Cyber attacks carry hidden business impacts and costs
Companies can suffer below-the-surface ramifications of a breach for years
By Roger Yu, ThirdCertainty
Most company senior executives and board members have no clue how to gauge the full scope of financial trauma engendered by a major network breach.
How does one calculate the value of lost trust of customers who take their patronage elsewhere after a well-publicized cyber attack, for instance?
Lost future sales generally are not accounted for in calculating cyber attack costs. A lack of planning for such variables potentially could cost companies significantly more in recovery, according to a report from consultancy Deloitte, titled “Beneath the surface of a cyberattack.”
Likening cyber attacks to gigantic icebergs with a body mass hidden largely below the surface, the report says as much as 95 percent of the financial impact in breaches are “hidden or less visible costs.”
Hidden costs may include cybersecurity insurance premium increases, lost contract revenue, loss of intellectual property, lost customers, business disruption, devaluation of trade name, and increased cost to raise debt.
“There was something missing from the conversation and dialogue,” says Emily Mossburg of Deloitte & Touche’s Cyber Risk Services. “Most of the conversation focuses on those things associated with loss of personal data and loss of financial account information. Those things are important, but there are a lot of other things that happen in an organization.”
Setting up common defensive efforts—VPN, two-factor authentication, etc.—are now accepted enterprise practices. Companies have learned to budget these preventative measures and other triage and post-attack actions, such as paying for customer credit reports, attorney fees, hiring a PR firm, cybersecurity improvements, customer notification, investigation and regulatory compliance efforts.
Such “above-the-surface” costs are talked about openly among executives and are easier to estimate. “The idea that cyber attacks are increasingly likely—and perhaps inevitable—is beginning to take hold among executives and boards,” the report says.
To be sure, losing client data and customer information are costly, but they are damages that need to be remediated quickly. With industrywide discussions about developing better financial modeling for lost data, companies now find it easier to calculate a “cost per record” for consumer data breaches.
Costs involved in triage responses to a cyber attack typically account for less than 10 percent of total recovery costs, the report says. “Impact management,” including responding to complaints and securing customers’ credit can take another year or two.
But below-the-surface costs often play out longer and make financial modeling difficult, Mossburg says. Business recovery, which may include having to find new customers to make up for lost relationships, can take three to five years.
And what about the cost of a merger and acquisition partner walking away in the middle of a multibillion-dollar deal because the target company lost confidential M&A documents to hackers? What is the value of a three-year strategic road map for a company that’s about to embark on a turnaround plan?

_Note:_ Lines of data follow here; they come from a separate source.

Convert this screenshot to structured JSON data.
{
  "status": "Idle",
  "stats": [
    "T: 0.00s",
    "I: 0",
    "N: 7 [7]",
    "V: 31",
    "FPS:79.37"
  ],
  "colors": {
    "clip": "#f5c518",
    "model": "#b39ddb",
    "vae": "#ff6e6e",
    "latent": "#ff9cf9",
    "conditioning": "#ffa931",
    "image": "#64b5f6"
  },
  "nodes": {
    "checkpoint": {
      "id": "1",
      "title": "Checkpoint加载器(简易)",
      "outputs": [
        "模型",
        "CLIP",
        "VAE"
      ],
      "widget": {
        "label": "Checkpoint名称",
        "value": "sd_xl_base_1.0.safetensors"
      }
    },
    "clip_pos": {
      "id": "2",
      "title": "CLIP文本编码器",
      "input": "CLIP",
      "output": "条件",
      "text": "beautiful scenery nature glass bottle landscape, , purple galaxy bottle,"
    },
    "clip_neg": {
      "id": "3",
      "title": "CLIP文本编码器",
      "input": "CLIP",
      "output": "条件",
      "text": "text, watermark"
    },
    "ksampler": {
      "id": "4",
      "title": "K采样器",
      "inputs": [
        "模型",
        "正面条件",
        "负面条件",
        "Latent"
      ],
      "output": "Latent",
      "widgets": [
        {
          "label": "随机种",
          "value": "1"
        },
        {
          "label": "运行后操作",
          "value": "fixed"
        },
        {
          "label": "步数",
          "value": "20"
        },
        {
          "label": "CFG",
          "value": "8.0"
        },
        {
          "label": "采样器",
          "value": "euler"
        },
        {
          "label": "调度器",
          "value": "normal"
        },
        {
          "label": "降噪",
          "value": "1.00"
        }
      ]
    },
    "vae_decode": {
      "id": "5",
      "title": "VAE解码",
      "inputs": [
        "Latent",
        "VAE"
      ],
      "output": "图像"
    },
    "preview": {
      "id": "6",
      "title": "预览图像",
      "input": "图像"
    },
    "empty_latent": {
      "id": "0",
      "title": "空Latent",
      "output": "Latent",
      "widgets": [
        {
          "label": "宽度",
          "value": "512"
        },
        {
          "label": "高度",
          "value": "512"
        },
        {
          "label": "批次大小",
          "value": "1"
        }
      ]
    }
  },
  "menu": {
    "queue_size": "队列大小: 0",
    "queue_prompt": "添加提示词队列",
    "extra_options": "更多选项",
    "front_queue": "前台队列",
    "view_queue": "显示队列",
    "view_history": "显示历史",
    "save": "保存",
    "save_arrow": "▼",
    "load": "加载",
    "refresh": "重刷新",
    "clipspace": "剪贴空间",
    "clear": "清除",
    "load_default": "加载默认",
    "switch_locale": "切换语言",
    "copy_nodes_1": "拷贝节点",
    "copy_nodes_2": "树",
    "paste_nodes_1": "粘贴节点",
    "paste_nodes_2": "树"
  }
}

Deloitte says one large health care company with $60 billion in annual revenue lost $1.6 billion after a breach of patient records. Only about 3.5 percent of it can be attributed to “above-the-surface” costs. Rising insurance premiums, contract revenue, and lost customers accounted for much of the total loss.
Some of the below-the-surface costs may not even be covered by cybersecurity insurance. “People weren’t focusing on putting energy behind things that cause the most damage,” Mossburg says.
To widen understanding of post-attack spending needs, companies should consider “peanut butter spreading” of their cybersecurity budgets and “change the lens with which they look at their cyber programs,” Mossburg says. “Are you spending the right way? Should we be prioritizing our efforts differently?” she says.
Companies may want to consider “scenario modeling” to assess how they would react and where the hidden costs may arise, she says. Prioritizing the most important assets—and studying the threats to them—may trigger costs areas that weren’t previously considered.
As cyber attacks intensify and extend to new attack surfaces, taking shape with the rise of cloud computing, mobile computing, and the Internet of Things, companies need to rethink cyber risk mitigation. Assessing the threat-level environment where the valued assets reside may render new ideas on how to protect them, Mossburg says.
“It’s not just one or two years. (A cyber attack) plays out three to five years in the future,” she says.
More stories related to cyber attack costs:
Companies tap into cyber insurance to manage business risk
Verizon, Ponemon differ on best way to measure data breach costs
As cyber attack surface expands, consumers and companies face more risk than ever